I love lemon cake. And if I need a quick fix, I won’t turn down a lemon snowflake cookie. This joyous treat is hard to find in the supermarket. Thanks to the Internet, you can find a few recipes to try. All of them have the basic foundation for the fluffy, cake-like treat with a few twists.
The key is to make sure it is light and luscious in order to melt in your mouth. The lemon flavor should be bold with a zesty kick underneath the powdered sugar. Ideally, you want a lemon snowflake cookie during the winter. But it is also delicious during the spring and summer too.
4. Double chocolate chip
Various sports banquets
While I can turn down a chocolate chip cookie all day, I have to summon every bit of willpower I have to resist a double chocolate chip cookie. It’s like an action-packed version of a chocolate chip cookie. The Double-C is a brownie waiting to happen.
The main differences are cocoa powder and dark chocolate. Those two key ingredients will make me wake up in the middle of the night to retrieve a Double-C out of the refrigerator.
Back in 1912, Chelsea, Manhattan, was the birthplace of one of the most iconic desserts to ever grace many U.S. American stomachs. The Oreo is a brand in a league of its own.
Originally the concept of two chocolate wafers with cream between them was known as a Hydrox cookie. But by the roaring ’20s, Oreo took over the market.

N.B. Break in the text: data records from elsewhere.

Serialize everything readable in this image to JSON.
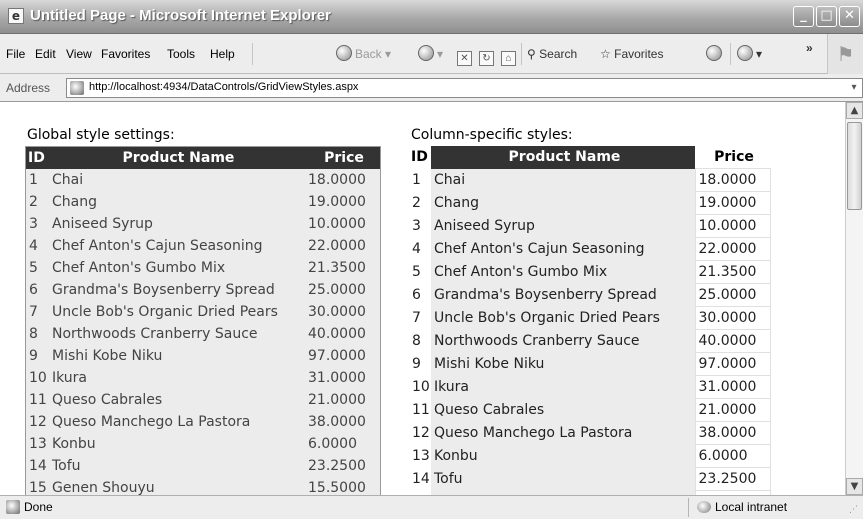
{
  "window": {
    "title": "Untitled Page - Microsoft Internet Explorer"
  },
  "menu": [
    "File",
    "Edit",
    "View",
    "Favorites",
    "Tools",
    "Help"
  ],
  "toolbar": {
    "back": "Back",
    "search": "Search",
    "favorites": "Favorites"
  },
  "address": {
    "label": "Address",
    "url": "http://localhost:4934/DataControls/GridViewStyles.aspx"
  },
  "sections": {
    "global": "Global style settings:",
    "column": "Column-specific styles:"
  },
  "grid_headers": {
    "id": "ID",
    "name": "Product Name",
    "price": "Price"
  },
  "products": [
    {
      "id": "1",
      "name": "Chai",
      "price": "18.0000"
    },
    {
      "id": "2",
      "name": "Chang",
      "price": "19.0000"
    },
    {
      "id": "3",
      "name": "Aniseed Syrup",
      "price": "10.0000"
    },
    {
      "id": "4",
      "name": "Chef Anton's Cajun Seasoning",
      "price": "22.0000"
    },
    {
      "id": "5",
      "name": "Chef Anton's Gumbo Mix",
      "price": "21.3500"
    },
    {
      "id": "6",
      "name": "Grandma's Boysenberry Spread",
      "price": "25.0000"
    },
    {
      "id": "7",
      "name": "Uncle Bob's Organic Dried Pears",
      "price": "30.0000"
    },
    {
      "id": "8",
      "name": "Northwoods Cranberry Sauce",
      "price": "40.0000"
    },
    {
      "id": "9",
      "name": "Mishi Kobe Niku",
      "price": "97.0000"
    },
    {
      "id": "10",
      "name": "Ikura",
      "price": "31.0000"
    },
    {
      "id": "11",
      "name": "Queso Cabrales",
      "price": "21.0000"
    },
    {
      "id": "12",
      "name": "Queso Manchego La Pastora",
      "price": "38.0000"
    },
    {
      "id": "13",
      "name": "Konbu",
      "price": "6.0000"
    },
    {
      "id": "14",
      "name": "Tofu",
      "price": "23.2500"
    },
    {
      "id": "15",
      "name": "Genen Shouyu",
      "price": "15.5000"
    }
  ],
  "status": {
    "text": "Done",
    "zone": "Local intranet"
  }
}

The Oreo is known as the “Chocolate Sandwich Cookie.” The Oreo is the bestselling cookie in the United States. And it’s one of the best-tasting cookie ever created. Milk is his bride. Cookies and cream ice cream is his pride and joy. And the Oreo has inspired many other variations. Its flavor has been modified countless times. I am still waiting to meet a bad version of the Oreo.

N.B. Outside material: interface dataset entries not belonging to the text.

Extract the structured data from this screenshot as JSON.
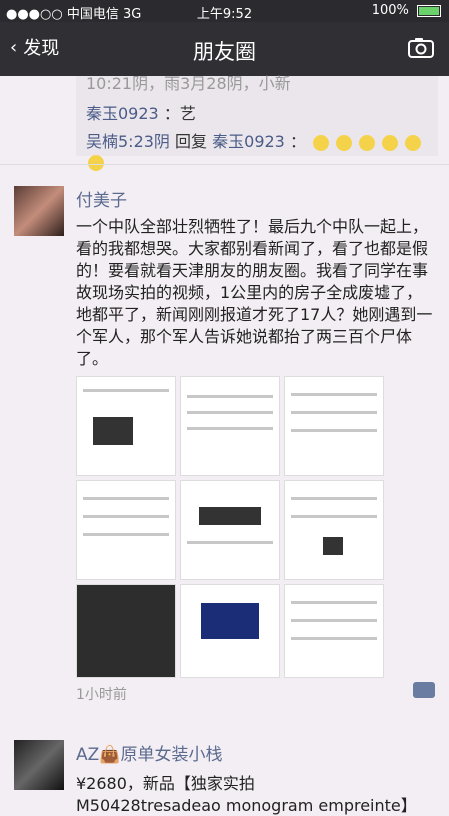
{
  "status": {
    "carrier": "●●●○○ 中国电信 3G",
    "time": "上午9:52",
    "battery": "100%"
  },
  "nav": {
    "back": "发现",
    "title": "朋友圈"
  },
  "previous_post": {
    "meta": "10:21阴，雨3月28阴，小新",
    "comments": [
      {
        "author": "秦玉0923",
        "text": "：艺"
      },
      {
        "author": "吴楠5:23阴",
        "middle": "回复",
        "target": "秦玉0923",
        "text": "："
      }
    ]
  },
  "post": {
    "author": "付美子",
    "body": "一个中队全部壮烈牺牲了！最后九个中队一起上，看的我都想哭。大家都别看新闻了，看了也都是假的！要看就看天津朋友的朋友圈。我看了同学在事故现场实拍的视频，1公里内的房子全成废墟了，地都平了，新闻刚刚报道才死了17人？她刚遇到一个军人，那个军人告诉她说都抬了两三百个尸体了。",
    "time": "1小时前"
  },
  "next_post": {
    "author": "AZ👜原单女装小栈",
    "line1": "¥2680，新品【独家实拍",
    "line2": "M50428tresadeao monogram empreinte】"
  }
}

2. Oatmeal raisin
They say old people love raisins and oatmeal. I guess I’ve been old since 1986. When I first discovered the oatmeal raisin cookie, I fell in love. Her tender exterior, flaky texture and plump raisin caught my eyes. Then it was time to eat … no, devour the cookie. One cookie turned into two and then three.
That 5-year-old boy had grown into a man who bakes his own version of the cookie. It is still hard for me to resist oatmeal raisin cookies once I spot them on a platter.
Soft and chewy are giveaways that you have a great cookie in your hands. But the best way to tell you have a fantastic oatmeal raisin cookie — when they stick to each other.
1. Fig bars
My childhood babysitter, Ms. Lois, enjoyed her “The Young and the Restless.” She would put us children to sleep by 11 a.m. and pop her television on CBS for her soap opera. Of course I was the first to wake up about 30 minutes later.
Ms. Lois would be drinking an adult beverage while nibbling on some Jackson’s Fig Bars.
“You don’t want these. I don’t know any kid who eats these,” she said to me as I stared at the pack of cookies.
So she gave me one and I loved it. I loved the fig bars so much I ate half of them.
“My little boy likes these. I guess I have to share now.”
Ms. Lois kept a cabinet with a week’s supply just for me. She shared this news with my Mom so my lunches would feature the cookie.
My classmates mocked me for having old people cookies. But I enjoyed Fig Newton, Kroger, Walmart and the best of all time, Little Debbie.
Little Debbie made the fig bar scrumptious and like a cake. But the other brands are a pleasure because it takes me back to being in Ms. Lois’ embrace watching her daytime dramas.
Whether it was the California fig, strawberry, apple or even blueberry, biting into one of those soft cookies keeps the memory of Ms. Lois alive in my heart.
Sometimes to be the best sweet treat takes a the loving touch of a sweet woman.
THOMAS SELLERS JR. is the editor of The Millington Star and both the sports editor and a weekly personal columnist for Journal West 10 Media LLC. Contact him by phone at (901) 433-9138, by fax to (901) 529-7687 and by email to firstname.lastname@example.org.